(Data extracted from a collection)
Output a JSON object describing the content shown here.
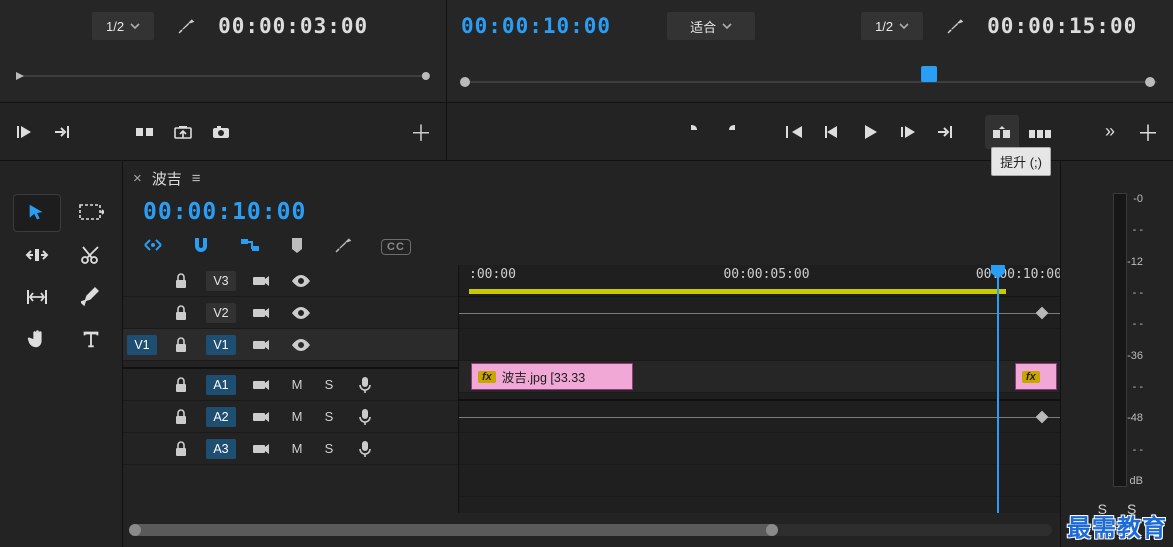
{
  "source_monitor": {
    "resolution_label": "1/2",
    "timecode": "00:00:03:00"
  },
  "program_monitor": {
    "playhead_timecode": "00:00:10:00",
    "zoom_label": "适合",
    "resolution_label": "1/2",
    "duration_timecode": "00:00:15:00",
    "tooltip": "提升 (;)"
  },
  "timeline": {
    "sequence_name": "波吉",
    "close_glyph": "×",
    "menu_glyph": "≡",
    "playhead_timecode": "00:00:10:00",
    "cc_label": "CC",
    "ruler_labels": [
      ":00:00",
      "00:00:05:00",
      "00:00:10:00"
    ],
    "tracks": {
      "video": [
        {
          "label": "V3"
        },
        {
          "label": "V2"
        },
        {
          "label": "V1",
          "source_label": "V1",
          "selected": true
        }
      ],
      "audio": [
        {
          "label": "A1",
          "mute": "M",
          "solo": "S"
        },
        {
          "label": "A2",
          "mute": "M",
          "solo": "S"
        },
        {
          "label": "A3",
          "mute": "M",
          "solo": "S"
        }
      ]
    },
    "clips": [
      {
        "track": "V1",
        "label": "波吉.jpg [33.33",
        "fx": "fx",
        "start_pct": 2,
        "width_pct": 27
      },
      {
        "track": "V1",
        "label": "",
        "fx": "fx",
        "start_pct": 92.5,
        "width_pct": 7
      }
    ]
  },
  "meters": {
    "scale": [
      "-0",
      "- -",
      "-12",
      "- -",
      "- -",
      "-36",
      "- -",
      "-48",
      "- -",
      "dB"
    ],
    "solo_label": "S"
  },
  "watermark": "最需教育"
}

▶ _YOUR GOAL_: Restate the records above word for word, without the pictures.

▶ _TASK ANSWER_:
Output a JSON object describing the content shown here.
{
  "source_monitor": {
    "resolution_label": "1/2",
    "timecode": "00:00:03:00"
  },
  "program_monitor": {
    "playhead_timecode": "00:00:10:00",
    "zoom_label": "适合",
    "resolution_label": "1/2",
    "duration_timecode": "00:00:15:00",
    "tooltip": "提升 (;)"
  },
  "timeline": {
    "sequence_name": "波吉",
    "close_glyph": "×",
    "menu_glyph": "≡",
    "playhead_timecode": "00:00:10:00",
    "cc_label": "CC",
    "ruler_labels": [
      ":00:00",
      "00:00:05:00",
      "00:00:10:00"
    ],
    "tracks": {
      "video": [
        {
          "label": "V3"
        },
        {
          "label": "V2"
        },
        {
          "label": "V1",
          "source_label": "V1",
          "selected": true
        }
      ],
      "audio": [
        {
          "label": "A1",
          "mute": "M",
          "solo": "S"
        },
        {
          "label": "A2",
          "mute": "M",
          "solo": "S"
        },
        {
          "label": "A3",
          "mute": "M",
          "solo": "S"
        }
      ]
    },
    "clips": [
      {
        "track": "V1",
        "label": "波吉.jpg [33.33",
        "fx": "fx",
        "start_pct": 2,
        "width_pct": 27
      },
      {
        "track": "V1",
        "label": "",
        "fx": "fx",
        "start_pct": 92.5,
        "width_pct": 7
      }
    ]
  },
  "meters": {
    "scale": [
      "-0",
      "- -",
      "-12",
      "- -",
      "- -",
      "-36",
      "- -",
      "-48",
      "- -",
      "dB"
    ],
    "solo_label": "S"
  },
  "watermark": "最需教育"
}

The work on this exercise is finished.